In March.2019 the first tech and digital convention was held in Cambodia under the name “Digital Cambodia”, which shows the government’s focus on turning the country into a digital force with a spot of its own on the world’s digital map. And to be honest, why not?

The country skipped the years of technical improvement of the more developed Western economies and jumped straight into the era of optical Internet connection. Furthermore,  mobile penetration in Cambodia is at a stage where there are more mobile phones (SIM cards) per capita than people.

To sweeten the pot, there is a quickly developing digital environment in the country with a lack of experienced people to work.
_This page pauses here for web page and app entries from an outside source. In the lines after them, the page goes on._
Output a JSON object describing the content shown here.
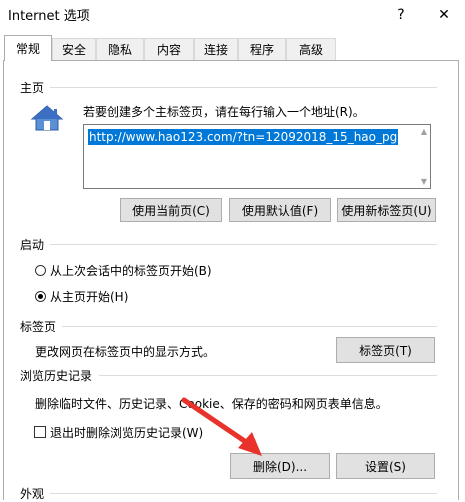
{
  "window": {
    "title": "Internet 选项",
    "help": "?",
    "close": "✕"
  },
  "tabs": [
    {
      "label": "常规"
    },
    {
      "label": "安全"
    },
    {
      "label": "隐私"
    },
    {
      "label": "内容"
    },
    {
      "label": "连接"
    },
    {
      "label": "程序"
    },
    {
      "label": "高级"
    }
  ],
  "home": {
    "heading": "主页",
    "instruction": "若要创建多个主标签页，请在每行输入一个地址(R)。",
    "url": "http://www.hao123.com/?tn=12092018_15_hao_pg",
    "btn_current": "使用当前页(C)",
    "btn_default": "使用默认值(F)",
    "btn_newtab": "使用新标签页(U)"
  },
  "startup": {
    "heading": "启动",
    "option1": "从上次会话中的标签页开始(B)",
    "option2": "从主页开始(H)",
    "selected": 2
  },
  "tabsection": {
    "heading": "标签页",
    "text": "更改网页在标签页中的显示方式。",
    "btn": "标签页(T)"
  },
  "history": {
    "heading": "浏览历史记录",
    "text": "删除临时文件、历史记录、Cookie、保存的密码和网页表单信息。",
    "checkbox_label": "退出时删除浏览历史记录(W)",
    "checked": false,
    "btn_delete": "删除(D)...",
    "btn_settings": "设置(S)"
  },
  "appearance": {
    "heading": "外观"
  },
  "colors": {
    "arrow": "#e8322b",
    "selection": "#0078d7"
  }
}
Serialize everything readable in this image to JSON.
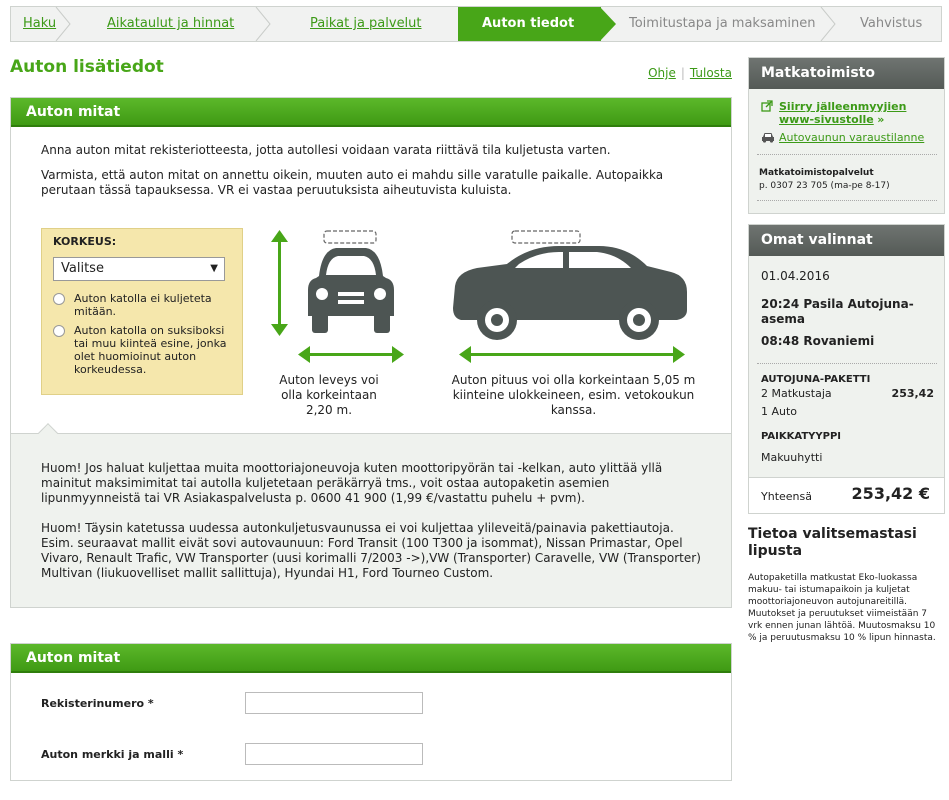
{
  "steps": [
    {
      "label": "Haku"
    },
    {
      "label": "Aikataulut ja hinnat"
    },
    {
      "label": "Paikat ja palvelut"
    },
    {
      "label": "Auton tiedot"
    },
    {
      "label": "Toimitustapa ja maksaminen"
    },
    {
      "label": "Vahvistus"
    }
  ],
  "page": {
    "title": "Auton lisätiedot",
    "help_link": "Ohje",
    "print_link": "Tulosta"
  },
  "dimensions": {
    "heading": "Auton mitat",
    "intro1": "Anna auton mitat rekisteriotteesta, jotta autollesi voidaan varata riittävä tila kuljetusta varten.",
    "intro2": "Varmista, että auton mitat on annettu oikein, muuten auto ei mahdu sille varatulle paikalle. Autopaikka perutaan tässä tapauksessa. VR ei vastaa peruutuksista aiheutuvista kuluista.",
    "height_label": "KORKEUS:",
    "height_select": "Valitse",
    "radio1": "Auton katolla ei kuljeteta mitään.",
    "radio2": "Auton katolla on suksiboksi tai muu kiinteä esine, jonka olet huomioinut auton korkeudessa.",
    "width_caption": "Auton leveys voi olla korkeintaan 2,20 m.",
    "length_caption": "Auton pituus voi olla korkeintaan 5,05 m kiinteine ulokkeineen, esim. vetokoukun kanssa.",
    "note1": "Huom! Jos haluat kuljettaa muita moottoriajoneuvoja kuten moottoripyörän tai -kelkan, auto ylittää yllä mainitut maksimimitat tai autolla kuljetetaan peräkärryä tms., voit ostaa autopaketin asemien lipunmyynneistä tai VR Asiakaspalvelusta p. 0600 41 900 (1,99 €/vastattu puhelu + pvm).",
    "note2": "Huom! Täysin katetussa uudessa autonkuljetusvaunussa ei voi kuljettaa ylileveitä/painavia pakettiautoja. Esim. seuraavat mallit eivät sovi autovaunuun: Ford Transit (100 T300 ja isommat), Nissan Primastar, Opel Vivaro, Renault Trafic, VW Transporter (uusi korimalli 7/2003 ->),VW (Transporter) Caravelle, VW (Transporter) Multivan (liukuovelliset mallit sallittuja), Hyundai H1, Ford Tourneo Custom."
  },
  "form": {
    "heading": "Auton mitat",
    "reg_label": "Rekisterinumero *",
    "reg_value": "",
    "model_label": "Auton merkki ja malli *",
    "model_value": ""
  },
  "agency": {
    "heading": "Matkatoimisto",
    "link1": "Siirry jälleenmyyjien www-sivustolle",
    "link1_suffix": "»",
    "link2": "Autovaunun varaustilanne",
    "services_title": "Matkatoimistopalvelut",
    "services_phone": "p. 0307 23 705 (ma-pe 8-17)"
  },
  "selection": {
    "heading": "Omat valinnat",
    "date": "01.04.2016",
    "departure": "20:24 Pasila Autojuna-asema",
    "arrival": "08:48 Rovaniemi",
    "package_title": "AUTOJUNA-PAKETTI",
    "package_line1": "2 Matkustaja",
    "package_price": "253,42",
    "package_line2": "1 Auto",
    "seat_title": "PAIKKATYYPPI",
    "seat_value": "Makuuhytti",
    "total_label": "Yhteensä",
    "total_value": "253,42 €"
  },
  "info": {
    "title": "Tietoa valitsemastasi lipusta",
    "text": "Autopaketilla matkustat Eko-luokassa makuu- tai istumapaikoin ja kuljetat moottoriajoneuvon autojunareitillä. Muutokset ja peruutukset viimeistään 7 vrk ennen junan lähtöä. Muutosmaksu 10 % ja peruutusmaksu 10 % lipun hinnasta."
  },
  "colors": {
    "accent": "#48a618",
    "sidebar_head": "#5e6460",
    "car": "#4d5553"
  }
}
Along with it comes the local language spoken by the Cambodians – Khmer, which looks like that – ភាសាខ្មែរ – and a great challenge is on the way.

So how do we go about conquering this market with an SEO strategy and is it only SEO that will pay off?

  1. Above 95% use Google Search Engine and it has a Khmer version
  2. Facebook use is growing and a lot of the searches start on Facebook not Google
  3. Optimize for mobile – with so many users of mobile phones – this is an essential part
  4. Work on your Brand and Brand message – it is very important in Cambodia
  5. Localize as much as possible as Cambodians are highly aware of their culture
  6. Have in mind that Phnom Penh is not the same as the rest of Cambodia, so do your research on your target audience first

In Conclusion

We’ve been carefully observing the behavior of users around the world from the front seat in the last year now. We clearly saw the chain reaction the pandemic caused but what we are seeing now is how countries were closing their borders but at the same time were opening their online markets. There is a clear reason behind that – we don’t need to travel in order to do business. 

The only thing that we need is to find the proper audience and get its attention. Online business has never seen a stronger push than it currently has and one of the proper actions one has to do is to improve and increase its online presence. With this said SEO is one of the most important and accessible places to start from.

To prove all of the above, here is a recent trend we’ve noticed: in the two most affected countries in Asia from the COVID-19 (China and South Korea), there is something curious to see about the search engine market shares.  Right from the very moment the pandemic started, we started to see an increase in the traffic towards the traditional in-country search engines.

This all might mean two things:

  1. The example we used for a company to enter the Chinese market needs a strategy update right away due to the changes noticed in these markets.
  2. Countries are closing due to the pandemic and users are turning to the most well-known and reliable resources they recognize. It is prominent for these countries mainly because Google is not the main market share and it only confirms the thesis we supported in the beginning:

SEO is not a mere translation of words researched and properly listed in a tool under a certain budget. Not at all. It may seem like that but in real life, SEO is a living breathing “thing” that you have to maintain on many different levels in order to reach your business goals.

It is the whole picture drawn before the eyes of your audience by your digital presence and if this image will click with it. 

So let’s go and think over our strategies now!